A standard dictionary definition of silver bullet is ‘a simple and seemingly magical solution to a complicated problem’.
Last week, whilst working with a variety of management groups I was reminded of how complex the process of learning new skills, developing one’s approach and generally changing any existing behaviours can be – yet we often try to do so using a silver bullet!!
The silver bullet I am referring to is the traditional, standalone, isolated training session or workshop.
I love the definition’s wording – “simple and seemingly magical solution” – it seems so relevant to how training is often viewed. One day of training “should do the trick!”
The one-off event in the training rooms starts the process of learning and development but expecting a day to go from “new to subject” to “pretty good at it” is incredibly optimistic.
Participants need so much more to genuinely develop what they have started to learn in the training room.
I genuinely felt a sense of ‘double’ frustration recently; I felt frustrated that I hadn’t been able to help in the level of depth I knew at least one or two participants needed and I also sensed they were frustrated that they had started down a road but it was far from complete.
We know all change takes time – it takes commitment and ongoing support. It is complicated and challenging and a one size fits all, “sliver bullet” approach at best starts the learning process. I would add that this is obviously a crucial and much-needed part of the process and I welcome all those who embark on it.

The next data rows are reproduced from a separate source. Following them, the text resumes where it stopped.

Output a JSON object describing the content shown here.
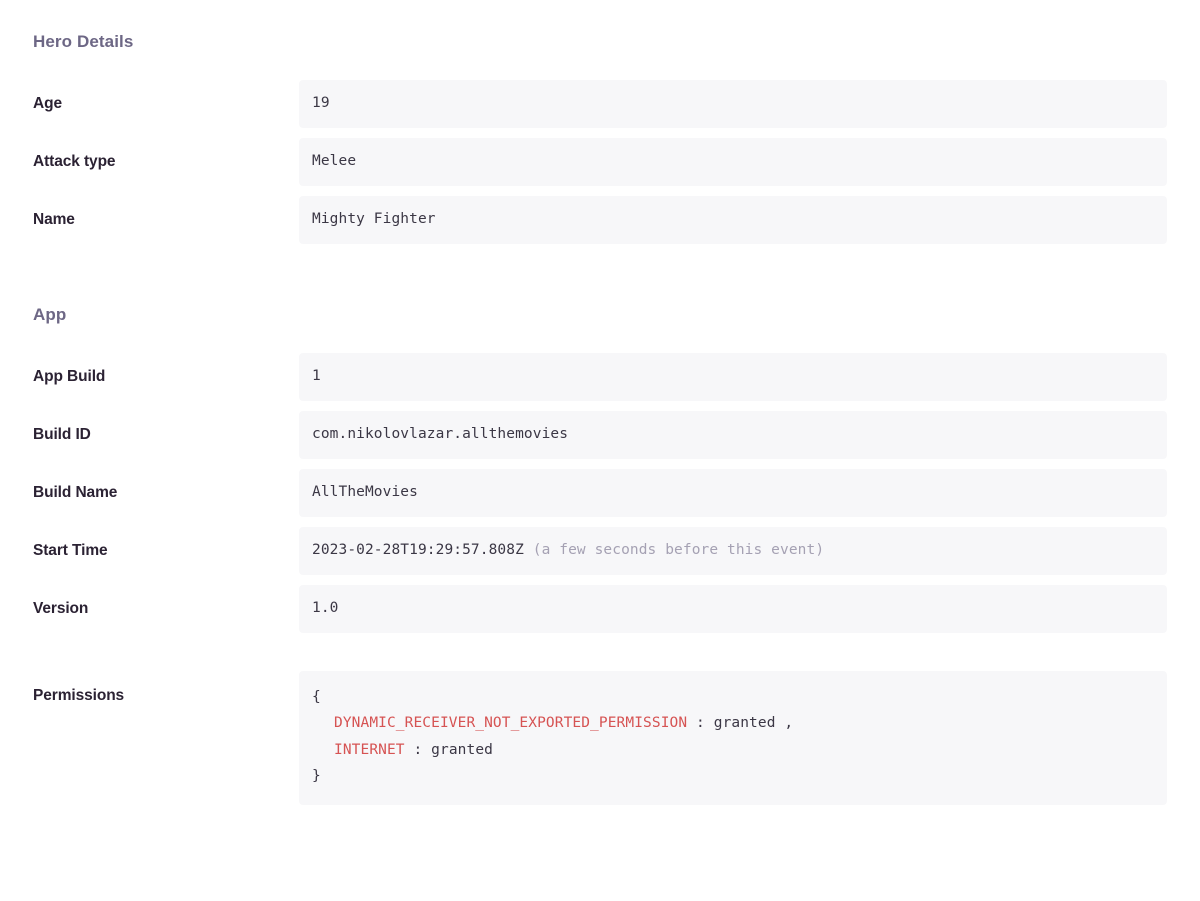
{
  "colors": {
    "section_header": "#6d6785",
    "label": "#2b2233",
    "value": "#3b3745",
    "value_bg": "#f7f7f9",
    "muted": "#a5a1b3",
    "code_key": "#d65353",
    "page_bg": "#ffffff"
  },
  "sections": [
    {
      "title": "Hero Details",
      "rows": [
        {
          "label": "Age",
          "value": "19"
        },
        {
          "label": "Attack type",
          "value": "Melee"
        },
        {
          "label": "Name",
          "value": "Mighty Fighter"
        }
      ]
    },
    {
      "title": "App",
      "rows": [
        {
          "label": "App Build",
          "value": "1"
        },
        {
          "label": "Build ID",
          "value": "com.nikolovlazar.allthemovies"
        },
        {
          "label": "Build Name",
          "value": "AllTheMovies"
        },
        {
          "label": "Start Time",
          "value": "2023-02-28T19:29:57.808Z",
          "annotation": "(a few seconds before this event)"
        },
        {
          "label": "Version",
          "value": "1.0"
        }
      ],
      "permissions": {
        "label": "Permissions",
        "open_brace": "{",
        "close_brace": "}",
        "entries": [
          {
            "key": "DYNAMIC_RECEIVER_NOT_EXPORTED_PERMISSION",
            "colon": ":",
            "value": "granted",
            "comma": ","
          },
          {
            "key": "INTERNET",
            "colon": ":",
            "value": "granted",
            "comma": ""
          }
        ]
      }
    }
  ]
}
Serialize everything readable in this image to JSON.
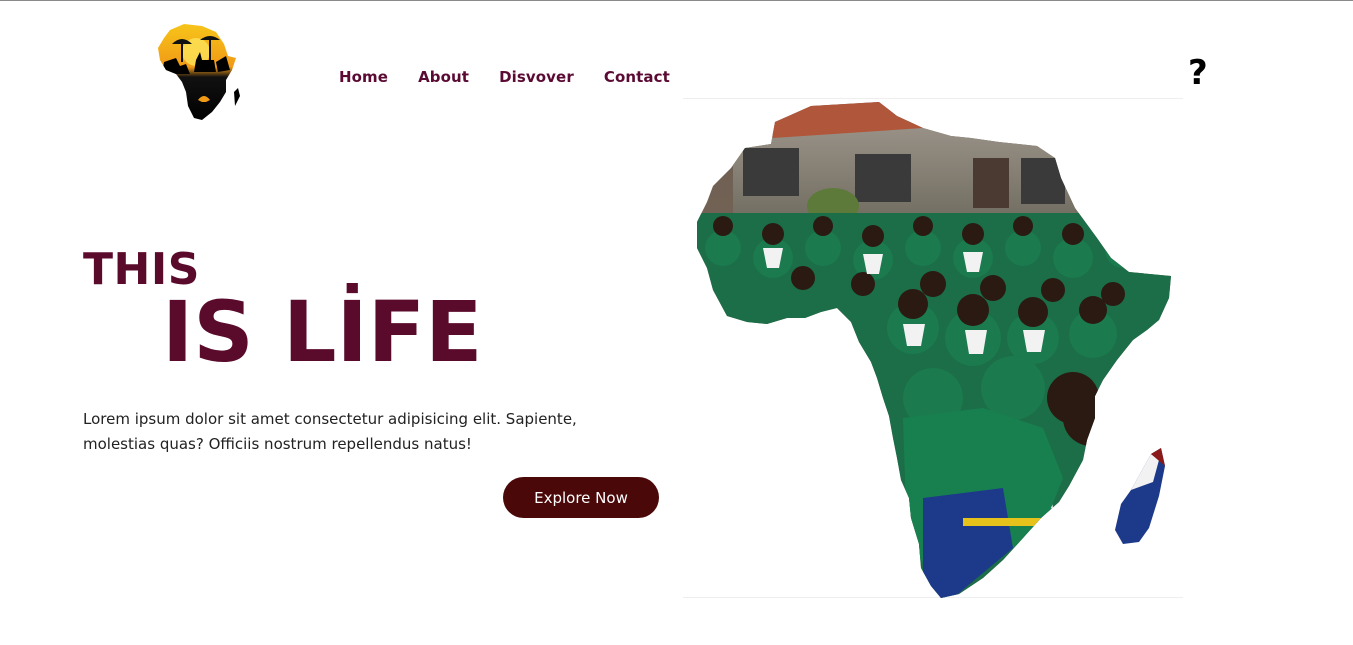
{
  "nav": {
    "items": [
      {
        "label": "Home"
      },
      {
        "label": "About"
      },
      {
        "label": "Disvover"
      },
      {
        "label": "Contact"
      }
    ]
  },
  "header": {
    "logo_icon": "africa-map-logo-icon",
    "help_icon": "question-mark-icon",
    "help_glyph": "?"
  },
  "hero": {
    "line1": "THIS",
    "line2": "IS LİFE",
    "description": "Lorem ipsum dolor sit amet consectetur adipisicing elit. Sapiente, molestias quas? Officiis nostrum repellendus natus!",
    "cta_label": "Explore Now",
    "image_icon": "africa-map-photo-icon"
  },
  "colors": {
    "brand": "#5a0a2a",
    "nav_text": "#5a0a33",
    "button": "#4a0808",
    "uniform_green": "#1b7a4e"
  }
}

I was delighted to hear that the groups I worked with had found the sessions very useful and practical but I am now worried about how much they are going to be asked how they will use what they have learnt and how much support they will get to do so, let alone what their ongoing development objectives will be!
In short, if you want your managers to be better – absolutely use some training and development programmes – but don’t reach for silver bullets. Commit to the process and all the challenges it presents, think long term and recognise that whilst the first step is crucial, to really see results it will take time, effort and patience.
Bill Osmond, Head of Learning